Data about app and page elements
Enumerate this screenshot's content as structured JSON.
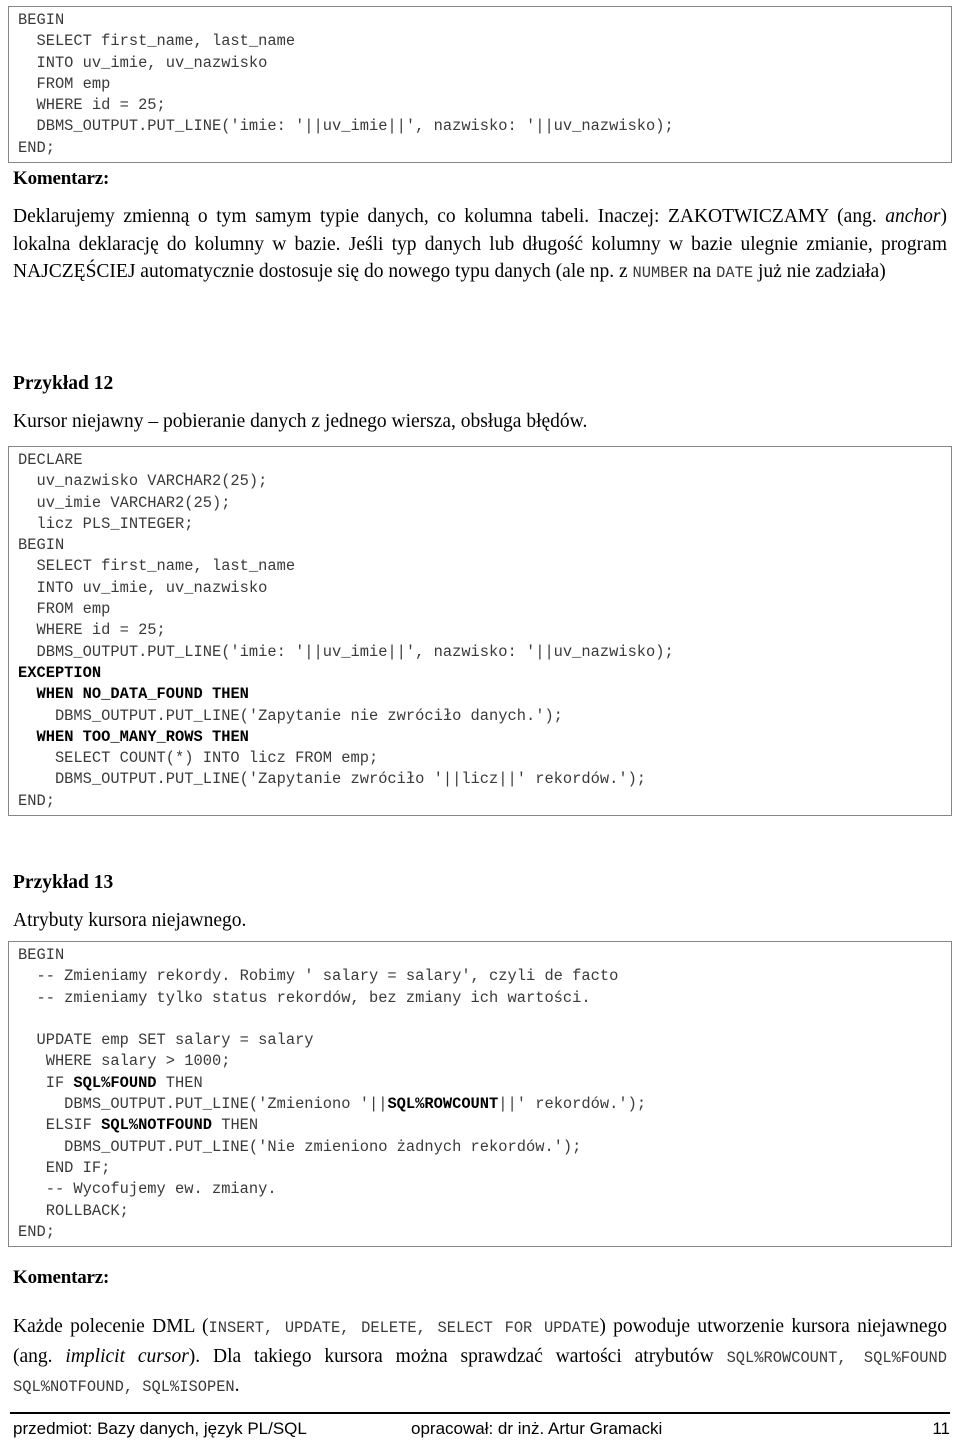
{
  "document": {
    "language": "pl",
    "page_number": "11"
  },
  "blocks": {
    "code1": "BEGIN\n  SELECT first_name, last_name\n  INTO uv_imie, uv_nazwisko\n  FROM emp\n  WHERE id = 25;\n  DBMS_OUTPUT.PUT_LINE('imie: '||uv_imie||', nazwisko: '||uv_nazwisko);\nEND;",
    "code2_pre": "DECLARE\n  uv_nazwisko VARCHAR2(25);\n  uv_imie VARCHAR2(25);\n  licz PLS_INTEGER;\nBEGIN\n  SELECT first_name, last_name\n  INTO uv_imie, uv_nazwisko\n  FROM emp\n  WHERE id = 25;\n  DBMS_OUTPUT.PUT_LINE('imie: '||uv_imie||', nazwisko: '||uv_nazwisko);\n",
    "code2_b1": "EXCEPTION",
    "code2_mid1": "\n  ",
    "code2_b2": "WHEN NO_DATA_FOUND THEN",
    "code2_mid2": "\n    DBMS_OUTPUT.PUT_LINE('Zapytanie nie zwróciło danych.');\n  ",
    "code2_b3": "WHEN TOO_MANY_ROWS THEN",
    "code2_post": "\n    SELECT COUNT(*) INTO licz FROM emp;\n    DBMS_OUTPUT.PUT_LINE('Zapytanie zwróciło '||licz||' rekordów.');\nEND;",
    "code3_pre": "BEGIN\n  -- Zmieniamy rekordy. Robimy ' salary = salary', czyli de facto\n  -- zmieniamy tylko status rekordów, bez zmiany ich wartości.\n\n  UPDATE emp SET salary = salary\n   WHERE salary > 1000;\n   IF ",
    "code3_b1": "SQL%FOUND",
    "code3_mid1": " THEN\n     DBMS_OUTPUT.PUT_LINE('Zmieniono '||",
    "code3_b2": "SQL%ROWCOUNT",
    "code3_mid2": "||' rekordów.');\n   ELSIF ",
    "code3_b3": "SQL%NOTFOUND",
    "code3_post": " THEN\n     DBMS_OUTPUT.PUT_LINE('Nie zmieniono żadnych rekordów.');\n   END IF;\n   -- Wycofujemy ew. zmiany.\n   ROLLBACK;\nEND;"
  },
  "headings": {
    "komentarz_1": "Komentarz:",
    "komentarz_2": "Komentarz:",
    "przyklad_12": "Przykład 12",
    "przyklad_13": "Przykład 13"
  },
  "paragraphs": {
    "komentarz_1_p1": "Deklarujemy zmienną o tym samym typie danych, co kolumna tabeli. Inaczej: ZAKOTWICZAMY (ang. ",
    "komentarz_1_p1_i": "anchor",
    "komentarz_1_p2": ") lokalna deklarację do kolumny w bazie. Jeśli typ danych lub długość kolumny w bazie ulegnie zmianie, program NAJCZĘŚCIEJ automatycznie dostosuje się do nowego typu danych  (ale np. z ",
    "komentarz_1_m1": "NUMBER",
    "komentarz_1_p3": " na ",
    "komentarz_1_m2": "DATE",
    "komentarz_1_p4": " już nie zadziała)",
    "przyklad_12_sub": "Kursor niejawny – pobieranie danych z jednego wiersza, obsługa błędów.",
    "przyklad_13_sub": "Atrybuty kursora niejawnego.",
    "komentarz_2_p1": "Każde polecenie DML (",
    "komentarz_2_m1": "INSERT, UPDATE, DELETE, SELECT FOR UPDATE",
    "komentarz_2_p2": ") powoduje utworzenie kursora niejawnego (ang. ",
    "komentarz_2_p2_i": "implicit cursor",
    "komentarz_2_p3": "). Dla takiego kursora można sprawdzać wartości atrybutów ",
    "komentarz_2_m2": "SQL%ROWCOUNT, SQL%FOUND SQL%NOTFOUND, SQL%ISOPEN",
    "komentarz_2_p4": "."
  },
  "footer": {
    "subject": "przedmiot: Bazy danych, język PL/SQL",
    "author": "opracował: dr inż. Artur Gramacki",
    "page": "11"
  },
  "colors": {
    "code_text": "#3a3a3a",
    "code_border": "#868686",
    "body_text": "#000000",
    "background": "#ffffff"
  }
}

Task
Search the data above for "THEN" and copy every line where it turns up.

Exercise output
    "code2_b2": "WHEN NO_DATA_FOUND THEN",
    "code2_b3": "WHEN TOO_MANY_ROWS THEN",
    "code3_mid1": " THEN\n     DBMS_OUTPUT.PUT_LINE('Zmieniono '||",
    "code3_post": " THEN\n     DBMS_OUTPUT.PUT_LINE('Nie zmieniono żadnych rekordów.');\n   END IF;\n   -- Wycofujemy ew. zmiany.\n   ROLLBACK;\nEND;"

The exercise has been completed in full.